The First World War: 1914-1918

The First World War marked a major turning point for the Canadian Red Cross Society (CRCS), establishing it as Canada’s leading wartime humanitarian aid organization. From the moment the war broke out in August 1914, Canadians were keen and enthusiastic supporters of Red Cross work.  The number of Red Cross branches (with official charters) and Red Cross auxiliaries (church groups, clubs, etc. who worked for a local Red Cross branch) across the country exploded, and financial donations flooded in.  Women – who were not allowed to participate in the military at this time – were especially active in their support for the Red Cross, and the knitted “comforts” (socks, scarves, sweaters, etc.) and medical supplies (ex. Bandages) they produced by the millions became a symbol of women’s contributions in wartime.  As Superintendent of Supplies, Mrs. Adelaide Plumptre brought a business-like efficiency to women’s wartime production.  Volunteers also packed food parcels for Prisoners of War, and by the end of the war volunteers were also producing jam and other canned foods for invalid soldiers overseas.  The Society donated large sums of money to the relief work of  other Red Cross societies, and at the end of the war, to the cause of civilian refugees returning to devastated areas of Europe. 
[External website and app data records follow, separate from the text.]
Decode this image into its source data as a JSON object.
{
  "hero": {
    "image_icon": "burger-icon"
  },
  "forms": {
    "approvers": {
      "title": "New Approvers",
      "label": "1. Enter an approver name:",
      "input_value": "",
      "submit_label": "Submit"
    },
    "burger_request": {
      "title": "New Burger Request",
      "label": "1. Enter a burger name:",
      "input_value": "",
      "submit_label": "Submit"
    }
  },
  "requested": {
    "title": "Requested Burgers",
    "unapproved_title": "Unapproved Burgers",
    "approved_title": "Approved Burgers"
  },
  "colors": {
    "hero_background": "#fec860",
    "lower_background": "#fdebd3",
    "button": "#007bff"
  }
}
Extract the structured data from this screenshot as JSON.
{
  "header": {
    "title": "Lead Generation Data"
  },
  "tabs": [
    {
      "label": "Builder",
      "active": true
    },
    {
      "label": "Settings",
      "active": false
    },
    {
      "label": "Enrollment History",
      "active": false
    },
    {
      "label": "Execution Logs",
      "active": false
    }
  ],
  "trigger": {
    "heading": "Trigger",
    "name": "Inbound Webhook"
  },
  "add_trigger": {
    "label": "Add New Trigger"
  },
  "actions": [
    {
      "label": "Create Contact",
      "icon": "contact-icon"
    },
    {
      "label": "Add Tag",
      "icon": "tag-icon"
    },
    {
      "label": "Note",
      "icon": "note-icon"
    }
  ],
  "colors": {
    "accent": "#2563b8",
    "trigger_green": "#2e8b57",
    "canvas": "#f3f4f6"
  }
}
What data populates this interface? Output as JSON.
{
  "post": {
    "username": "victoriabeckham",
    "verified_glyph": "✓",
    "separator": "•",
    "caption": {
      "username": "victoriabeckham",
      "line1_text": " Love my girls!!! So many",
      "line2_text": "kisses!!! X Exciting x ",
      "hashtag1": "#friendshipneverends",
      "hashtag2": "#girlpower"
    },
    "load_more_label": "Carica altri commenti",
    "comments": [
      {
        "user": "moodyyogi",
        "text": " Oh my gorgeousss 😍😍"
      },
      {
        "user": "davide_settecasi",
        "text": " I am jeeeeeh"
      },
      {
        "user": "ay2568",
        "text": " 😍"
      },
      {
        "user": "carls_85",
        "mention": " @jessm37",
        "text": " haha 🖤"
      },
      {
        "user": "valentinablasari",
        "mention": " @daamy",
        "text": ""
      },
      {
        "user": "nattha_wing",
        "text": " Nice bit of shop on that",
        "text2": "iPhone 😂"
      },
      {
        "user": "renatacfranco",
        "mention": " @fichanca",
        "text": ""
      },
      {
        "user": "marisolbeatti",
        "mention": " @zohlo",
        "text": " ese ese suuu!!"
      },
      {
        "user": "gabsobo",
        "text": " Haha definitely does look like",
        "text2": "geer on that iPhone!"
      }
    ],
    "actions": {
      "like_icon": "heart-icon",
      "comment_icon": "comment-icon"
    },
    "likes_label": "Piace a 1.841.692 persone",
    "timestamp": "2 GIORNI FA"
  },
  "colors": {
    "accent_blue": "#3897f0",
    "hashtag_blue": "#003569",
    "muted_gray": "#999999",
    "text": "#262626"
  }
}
While Canadians fundraised and produced comforts and medical supplies back home, the Society set up overseas headquarters in London, England, from which to coordinate its work in Britain and France.  This work encompassed the establishment and support of a number of rest homes and hospitals in England (including, most famously, the Taplow hospital on the Astor family’s Cliveden estate) and the provision of comforts and supplementary medical supplies to Canadian, British, French, and other allied hospitals.  CRC volunteers visited convalescing soldiers in Britain, attempted to trace missing soldiers, maintained files on all Canadian Prisoners of War (with the assistance of the ICRC), and corresponded with family members in Canada about the status of their sick, wounded, missing, or captured loved ones.  A separate but related CRC relief effort took place when Canadian and other allied troops were sent to Siberia in 1918.  All of these activities took place in close cooperation with the British Red Cross (still the CRCS’s “parent” Society, at this time), but the Canadian Red Cross Society gained valuable experience and confidence over the course of the war.  It also solidified its positive relationship with Canadians:  the Society offered them a variety of concrete means of helping sick, wounded, and captured soldiers.

 

Sources:

CRCS.  Annual Reports.  1914-1918.

Glassford, Sarah Carlene.  “Marching As to War:  The Canadian Red Cross Society, 1885-1939.”  PhD dissertation, York University, 2007.